Vampire Academy (Vampire Academy, Book 1) by Richelle Mead
Rating: 4.5 stars
Summary: St. Vladimir's Academy isn't just any boarding school--it's a hidden place where vampires are educated in the ways of magic and half-human teens train to protect them. Rose Hathaway is a Dhampir, a bodyguard for her best friend Lissa, a Moroi Vampire Princess. They've been on the run, but now they're being dragged back to St. Vladimir's - the very place where they're most in danger...
Rose and Lissa become enmeshed in forbidden romance, the Academy's ruthless social scene, and unspeakable nighttime rituals. But they must be careful lest the Strigoi - the world's fiercest and most dangerous vampires - make Lissa one of them forever.

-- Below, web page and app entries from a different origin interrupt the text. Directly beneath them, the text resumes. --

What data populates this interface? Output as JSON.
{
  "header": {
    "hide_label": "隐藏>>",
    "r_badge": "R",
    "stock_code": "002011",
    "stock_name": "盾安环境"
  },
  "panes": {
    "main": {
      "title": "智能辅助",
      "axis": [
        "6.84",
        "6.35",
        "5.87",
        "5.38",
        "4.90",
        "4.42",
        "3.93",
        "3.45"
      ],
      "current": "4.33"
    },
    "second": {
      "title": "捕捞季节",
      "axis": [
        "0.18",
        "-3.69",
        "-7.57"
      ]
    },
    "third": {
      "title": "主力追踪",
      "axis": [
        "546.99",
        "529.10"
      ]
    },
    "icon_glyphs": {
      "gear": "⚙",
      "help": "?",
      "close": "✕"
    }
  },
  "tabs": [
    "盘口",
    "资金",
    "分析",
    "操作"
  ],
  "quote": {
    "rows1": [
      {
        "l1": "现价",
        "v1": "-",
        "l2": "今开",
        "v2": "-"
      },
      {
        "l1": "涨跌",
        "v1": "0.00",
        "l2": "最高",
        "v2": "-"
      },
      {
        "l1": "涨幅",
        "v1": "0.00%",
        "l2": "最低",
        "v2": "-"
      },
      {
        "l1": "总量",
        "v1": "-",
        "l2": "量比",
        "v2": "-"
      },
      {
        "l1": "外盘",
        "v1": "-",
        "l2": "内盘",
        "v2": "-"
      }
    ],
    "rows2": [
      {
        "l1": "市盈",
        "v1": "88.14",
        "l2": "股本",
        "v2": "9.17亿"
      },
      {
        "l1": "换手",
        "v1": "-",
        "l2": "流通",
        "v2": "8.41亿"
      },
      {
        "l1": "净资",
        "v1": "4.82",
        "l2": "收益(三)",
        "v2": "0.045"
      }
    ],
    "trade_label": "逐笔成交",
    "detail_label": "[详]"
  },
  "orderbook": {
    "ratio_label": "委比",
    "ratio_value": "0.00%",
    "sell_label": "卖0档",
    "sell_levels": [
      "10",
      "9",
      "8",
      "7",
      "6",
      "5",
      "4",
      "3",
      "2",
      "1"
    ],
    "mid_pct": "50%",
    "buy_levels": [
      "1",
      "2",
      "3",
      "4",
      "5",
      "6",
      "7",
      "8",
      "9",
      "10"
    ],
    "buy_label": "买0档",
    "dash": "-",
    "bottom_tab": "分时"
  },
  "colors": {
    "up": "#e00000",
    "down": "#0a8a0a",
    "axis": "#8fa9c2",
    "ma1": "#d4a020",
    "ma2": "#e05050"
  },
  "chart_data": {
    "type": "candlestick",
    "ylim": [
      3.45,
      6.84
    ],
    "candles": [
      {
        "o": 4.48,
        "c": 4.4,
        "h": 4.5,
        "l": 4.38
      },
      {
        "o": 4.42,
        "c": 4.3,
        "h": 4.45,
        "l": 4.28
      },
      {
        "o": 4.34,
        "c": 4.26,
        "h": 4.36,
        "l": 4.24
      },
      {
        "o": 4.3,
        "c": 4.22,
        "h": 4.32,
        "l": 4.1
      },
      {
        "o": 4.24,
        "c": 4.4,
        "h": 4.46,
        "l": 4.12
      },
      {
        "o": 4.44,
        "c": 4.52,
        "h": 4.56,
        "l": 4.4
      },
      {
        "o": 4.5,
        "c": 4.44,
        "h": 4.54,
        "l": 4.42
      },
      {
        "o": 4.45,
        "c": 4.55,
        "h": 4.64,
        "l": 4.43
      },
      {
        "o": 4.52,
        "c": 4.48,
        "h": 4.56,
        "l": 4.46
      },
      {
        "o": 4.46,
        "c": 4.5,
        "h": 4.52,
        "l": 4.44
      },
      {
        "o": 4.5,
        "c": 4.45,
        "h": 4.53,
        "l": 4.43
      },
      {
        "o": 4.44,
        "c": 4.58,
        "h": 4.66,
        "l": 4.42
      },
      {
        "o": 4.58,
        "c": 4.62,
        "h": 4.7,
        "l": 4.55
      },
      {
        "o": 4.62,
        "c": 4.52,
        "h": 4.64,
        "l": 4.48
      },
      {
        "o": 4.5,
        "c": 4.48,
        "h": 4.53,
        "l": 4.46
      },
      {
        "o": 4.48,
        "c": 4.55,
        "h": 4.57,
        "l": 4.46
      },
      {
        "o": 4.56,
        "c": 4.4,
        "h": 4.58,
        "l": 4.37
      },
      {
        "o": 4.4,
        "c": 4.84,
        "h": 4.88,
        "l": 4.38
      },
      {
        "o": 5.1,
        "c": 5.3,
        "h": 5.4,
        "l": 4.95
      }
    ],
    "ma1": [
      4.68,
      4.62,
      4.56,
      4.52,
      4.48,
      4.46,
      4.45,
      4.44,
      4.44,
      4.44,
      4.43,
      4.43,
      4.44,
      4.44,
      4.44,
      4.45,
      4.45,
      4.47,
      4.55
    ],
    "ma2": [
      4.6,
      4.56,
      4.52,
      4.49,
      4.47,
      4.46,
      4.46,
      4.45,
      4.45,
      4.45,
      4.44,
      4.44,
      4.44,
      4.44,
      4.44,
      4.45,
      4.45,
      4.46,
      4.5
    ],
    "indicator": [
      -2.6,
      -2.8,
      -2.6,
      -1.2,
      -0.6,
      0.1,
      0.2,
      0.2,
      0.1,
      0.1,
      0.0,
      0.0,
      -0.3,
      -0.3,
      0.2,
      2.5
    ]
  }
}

Thoughts: This is - truly - a brilliant book. I had thought all the hype around it was over-the-top... I was so wrong.
Vampire Academy is not like most YA novels - hell, like any novel I've read. Although there is plenty of teenage realism - mean girls, cliques, and inappropriate kissage - the characters are at the same time very, very different to us. What we consider normal is not what they do - and where we place our priorities also differs from them. It's odd, to not agree with a character but still understand them.
In fact, there was a lot of that in this book. Our main character, Rose, is exactly what I wasn't in high school. She flirts with everyone, goes out partying all the time, and makes out with guys she doesn't even care about - just for the thrill. This reckless edge does settle itself a bit in Vampire Academy, but it is still there even when she is behaving. You could say she is of the "punch first, ask questions later" variety. And even though I don't personally understand this, I understand her.
Another really unique feature of Vampire Academy was the relationship between BFFs Lissa and Rose. You get this right from the start as Mead opens with a scene of the two of them. Although I literally swooned over both Dimitri and Christian, the Lissa/Rose bond was by far the strongest in the book.
The vampire universe also had a really nice twist to it. Mead managed to incorporate all sorts of issues - politics, drug abuse, and social class - into the verse without it seeming too contrived. She also managed to work in discussion about mental illness - which was an unexpected surprise. It is something I am very sensitive about, and I really appreciate authors who make an effort to get things right when they include it.
Bottom line? An amazing, addictive read. Mead creates gives a unique twist on vampires, and creates kick-ass characters to boot. Even if you are not a YA fan, go get yourself a copy!